WHAT THIS TASK INVOLVES - Your answer should be every line below that includes the word "OUEST".

DATASET ENTRIES -

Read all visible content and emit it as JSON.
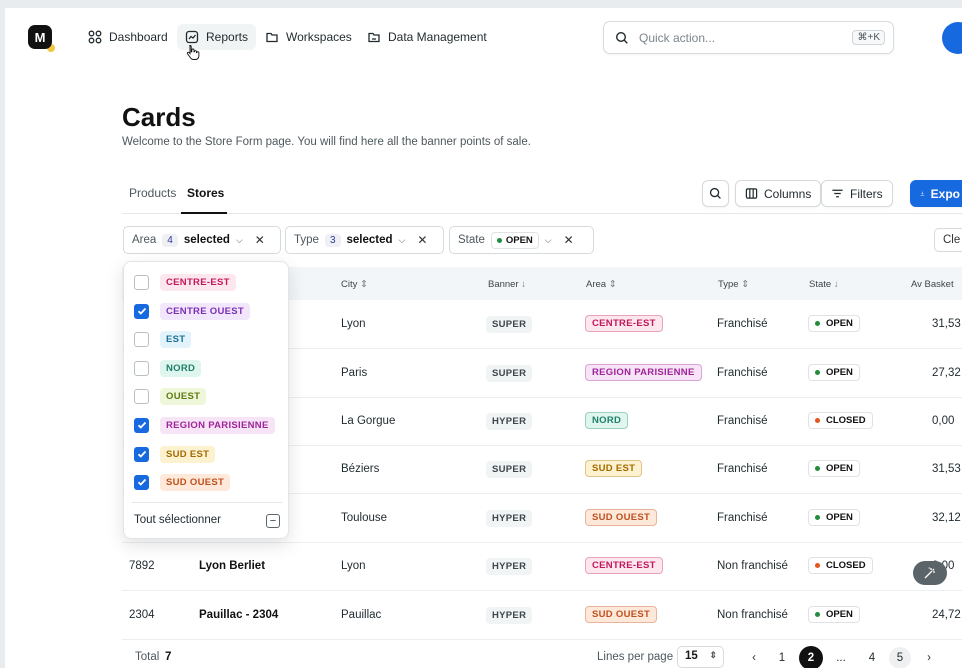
{
  "nav": {
    "logo_text": "M",
    "items": [
      {
        "label": "Dashboard"
      },
      {
        "label": "Reports"
      },
      {
        "label": "Workspaces"
      },
      {
        "label": "Data Management"
      }
    ],
    "quick_action": {
      "placeholder": "Quick action...",
      "shortcut": "⌘+K"
    }
  },
  "page": {
    "title": "Cards",
    "subtitle": "Welcome to the Store Form page. You will find here all the banner points of sale."
  },
  "tabs": [
    {
      "label": "Products"
    },
    {
      "label": "Stores"
    }
  ],
  "toolbar": {
    "columns_label": "Columns",
    "filters_label": "Filters",
    "export_label": "Expo"
  },
  "filters": {
    "area": {
      "label": "Area",
      "count": "4",
      "selected_text": "selected"
    },
    "type": {
      "label": "Type",
      "count": "3",
      "selected_text": "selected"
    },
    "state": {
      "label": "State",
      "value": "OPEN"
    },
    "clear_label": "Cle"
  },
  "area_dropdown": {
    "options": [
      {
        "label": "CENTRE-EST",
        "checked": false,
        "color": "#c2185b",
        "bg": "#fde7ef"
      },
      {
        "label": "CENTRE OUEST",
        "checked": true,
        "color": "#7b2fb5",
        "bg": "#f1e6fb"
      },
      {
        "label": "EST",
        "checked": false,
        "color": "#1b6f9a",
        "bg": "#e3f3fb"
      },
      {
        "label": "NORD",
        "checked": false,
        "color": "#1f7f6a",
        "bg": "#dff6ef"
      },
      {
        "label": "OUEST",
        "checked": false,
        "color": "#5d7a10",
        "bg": "#eef7d9"
      },
      {
        "label": "REGION PARISIENNE",
        "checked": true,
        "color": "#a0249a",
        "bg": "#f7e4f6"
      },
      {
        "label": "SUD EST",
        "checked": true,
        "color": "#a36a00",
        "bg": "#fdf2cf"
      },
      {
        "label": "SUD OUEST",
        "checked": true,
        "color": "#c0501d",
        "bg": "#fde8da"
      }
    ],
    "select_all_label": "Tout sélectionner"
  },
  "table": {
    "headers": {
      "city": "City",
      "banner": "Banner",
      "area": "Area",
      "type": "Type",
      "state": "State",
      "avbasket": "Av Basket"
    },
    "rows": [
      {
        "id": "",
        "name": "",
        "city": "Lyon",
        "banner": "SUPER",
        "area": "CENTRE-EST",
        "area_color": "#c2185b",
        "area_bg": "#fde7ef",
        "type": "Franchisé",
        "state": "OPEN",
        "state_color": "#1e8e3e",
        "avbasket": "31,53"
      },
      {
        "id": "",
        "name": "",
        "city": "Paris",
        "banner": "SUPER",
        "area": "REGION PARISIENNE",
        "area_color": "#a0249a",
        "area_bg": "#f7e4f6",
        "type": "Franchisé",
        "state": "OPEN",
        "state_color": "#1e8e3e",
        "avbasket": "27,32"
      },
      {
        "id": "",
        "name": "",
        "city": "La Gorgue",
        "banner": "HYPER",
        "area": "NORD",
        "area_color": "#1f7f6a",
        "area_bg": "#dff6ef",
        "type": "Franchisé",
        "state": "CLOSED",
        "state_color": "#e8531f",
        "avbasket": "0,00"
      },
      {
        "id": "",
        "name": "",
        "city": "Béziers",
        "banner": "SUPER",
        "area": "SUD EST",
        "area_color": "#a36a00",
        "area_bg": "#fdf2cf",
        "type": "Franchisé",
        "state": "OPEN",
        "state_color": "#1e8e3e",
        "avbasket": "31,53"
      },
      {
        "id": "",
        "name": "",
        "city": "Toulouse",
        "banner": "HYPER",
        "area": "SUD OUEST",
        "area_color": "#c0501d",
        "area_bg": "#fde8da",
        "type": "Franchisé",
        "state": "OPEN",
        "state_color": "#1e8e3e",
        "avbasket": "32,12"
      },
      {
        "id": "7892",
        "name": "Lyon Berliet",
        "city": "Lyon",
        "banner": "HYPER",
        "area": "CENTRE-EST",
        "area_color": "#c2185b",
        "area_bg": "#fde7ef",
        "type": "Non franchisé",
        "state": "CLOSED",
        "state_color": "#e8531f",
        "avbasket": "0,00"
      },
      {
        "id": "2304",
        "name": "Pauillac - 2304",
        "city": "Pauillac",
        "banner": "HYPER",
        "area": "SUD OUEST",
        "area_color": "#c0501d",
        "area_bg": "#fde8da",
        "type": "Non franchisé",
        "state": "OPEN",
        "state_color": "#1e8e3e",
        "avbasket": "24,72"
      }
    ]
  },
  "footer": {
    "total_label": "Total",
    "total_value": "7",
    "lines_per_page_label": "Lines per page",
    "lines_per_page_value": "15",
    "pages": [
      "1",
      "2",
      "...",
      "4",
      "5"
    ],
    "current_page": "2"
  }
}
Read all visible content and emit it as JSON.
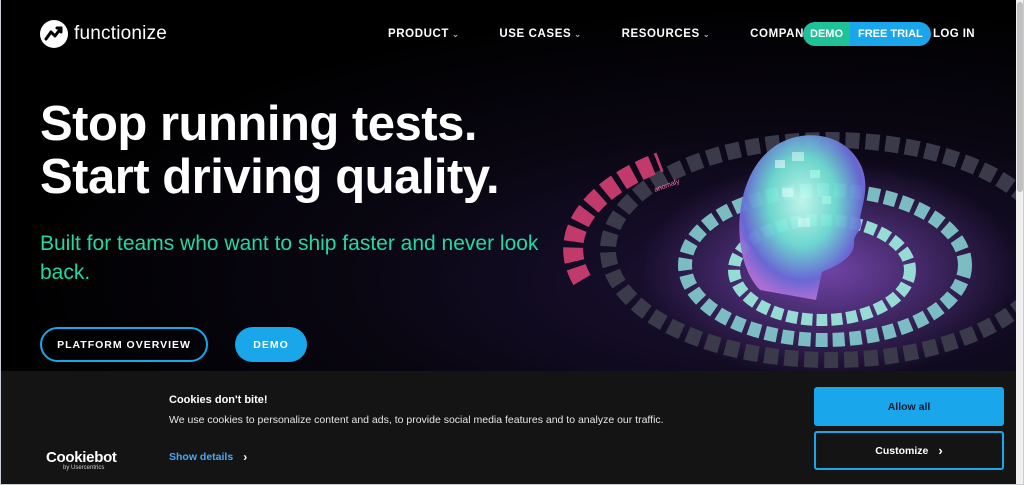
{
  "brand": {
    "name": "functionize"
  },
  "nav": {
    "items": [
      {
        "label": "PRODUCT"
      },
      {
        "label": "USE CASES"
      },
      {
        "label": "RESOURCES"
      },
      {
        "label": "COMPANY"
      }
    ],
    "cta_demo": "DEMO",
    "cta_trial": "FREE TRIAL",
    "login": "LOG IN"
  },
  "hero": {
    "headline_line1": "Stop running tests.",
    "headline_line2": "Start driving quality.",
    "subheadline": "Built for teams who want to ship faster and never look back.",
    "btn_overview": "PLATFORM OVERVIEW",
    "btn_demo": "DEMO",
    "illustration_tag": "anomaly"
  },
  "cookie": {
    "title": "Cookies don't bite!",
    "text": "We use cookies to personalize content and ads, to provide social media features and to analyze our traffic.",
    "show_details": "Show details",
    "allow_all": "Allow all",
    "customize": "Customize",
    "provider_logo": "Cookiebot",
    "provider_sub": "by Usercentrics"
  },
  "colors": {
    "accent_blue": "#1aa6ea",
    "accent_green": "#1fc199",
    "subhead_green": "#23d8a4"
  }
}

RESULT FOR THIS EXERCISE -
        "label": "CENTRE OUEST",
        "label": "OUEST",
        "label": "SUD OUEST",
        "area": "SUD OUEST",
        "area": "SUD OUEST",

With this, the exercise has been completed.